## Data shown:

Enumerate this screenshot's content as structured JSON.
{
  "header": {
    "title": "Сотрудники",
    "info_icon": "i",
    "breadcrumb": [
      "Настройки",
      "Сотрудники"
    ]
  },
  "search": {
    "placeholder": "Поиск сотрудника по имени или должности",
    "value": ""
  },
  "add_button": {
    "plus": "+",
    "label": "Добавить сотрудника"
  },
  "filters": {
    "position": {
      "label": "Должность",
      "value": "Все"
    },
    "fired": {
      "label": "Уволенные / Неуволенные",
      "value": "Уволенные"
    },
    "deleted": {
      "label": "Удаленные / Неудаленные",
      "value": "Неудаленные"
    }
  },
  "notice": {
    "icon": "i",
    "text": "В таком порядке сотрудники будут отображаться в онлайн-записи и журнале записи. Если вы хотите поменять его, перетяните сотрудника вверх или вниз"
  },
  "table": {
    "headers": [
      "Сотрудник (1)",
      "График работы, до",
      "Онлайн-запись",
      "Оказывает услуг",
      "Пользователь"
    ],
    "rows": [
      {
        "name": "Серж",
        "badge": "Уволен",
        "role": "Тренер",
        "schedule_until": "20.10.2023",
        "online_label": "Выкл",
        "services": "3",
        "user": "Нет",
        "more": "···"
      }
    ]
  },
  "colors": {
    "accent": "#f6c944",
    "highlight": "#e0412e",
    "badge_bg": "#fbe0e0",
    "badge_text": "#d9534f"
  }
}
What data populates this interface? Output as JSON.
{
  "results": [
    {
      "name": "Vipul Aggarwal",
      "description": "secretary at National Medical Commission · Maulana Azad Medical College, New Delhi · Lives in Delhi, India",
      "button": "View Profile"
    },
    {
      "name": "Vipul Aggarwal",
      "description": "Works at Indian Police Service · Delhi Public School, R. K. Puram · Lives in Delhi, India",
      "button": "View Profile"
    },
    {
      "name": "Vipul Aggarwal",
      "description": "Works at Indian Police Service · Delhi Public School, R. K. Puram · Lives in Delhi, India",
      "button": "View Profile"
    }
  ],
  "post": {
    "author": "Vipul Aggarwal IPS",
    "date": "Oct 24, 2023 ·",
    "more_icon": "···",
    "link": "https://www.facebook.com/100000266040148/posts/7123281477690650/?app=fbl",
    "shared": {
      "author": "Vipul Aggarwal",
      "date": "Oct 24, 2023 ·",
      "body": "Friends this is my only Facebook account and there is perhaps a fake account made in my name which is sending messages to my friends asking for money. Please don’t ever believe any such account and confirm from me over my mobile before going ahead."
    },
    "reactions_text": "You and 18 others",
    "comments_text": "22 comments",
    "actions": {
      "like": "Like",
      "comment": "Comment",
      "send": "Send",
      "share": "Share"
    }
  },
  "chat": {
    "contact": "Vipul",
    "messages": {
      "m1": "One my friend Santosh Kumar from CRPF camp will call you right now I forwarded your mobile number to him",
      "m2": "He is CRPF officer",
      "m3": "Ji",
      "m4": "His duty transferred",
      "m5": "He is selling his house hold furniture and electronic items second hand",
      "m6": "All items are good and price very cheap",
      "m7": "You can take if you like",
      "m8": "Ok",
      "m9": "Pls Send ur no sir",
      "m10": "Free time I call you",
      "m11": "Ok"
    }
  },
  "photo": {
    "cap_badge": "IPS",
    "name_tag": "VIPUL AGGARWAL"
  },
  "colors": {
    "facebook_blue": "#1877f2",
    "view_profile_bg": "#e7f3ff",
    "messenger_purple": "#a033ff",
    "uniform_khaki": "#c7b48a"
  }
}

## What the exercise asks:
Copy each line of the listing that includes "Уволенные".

## Result below:
      "label": "Уволенные / Неуволенные",
      "value": "Уволенные"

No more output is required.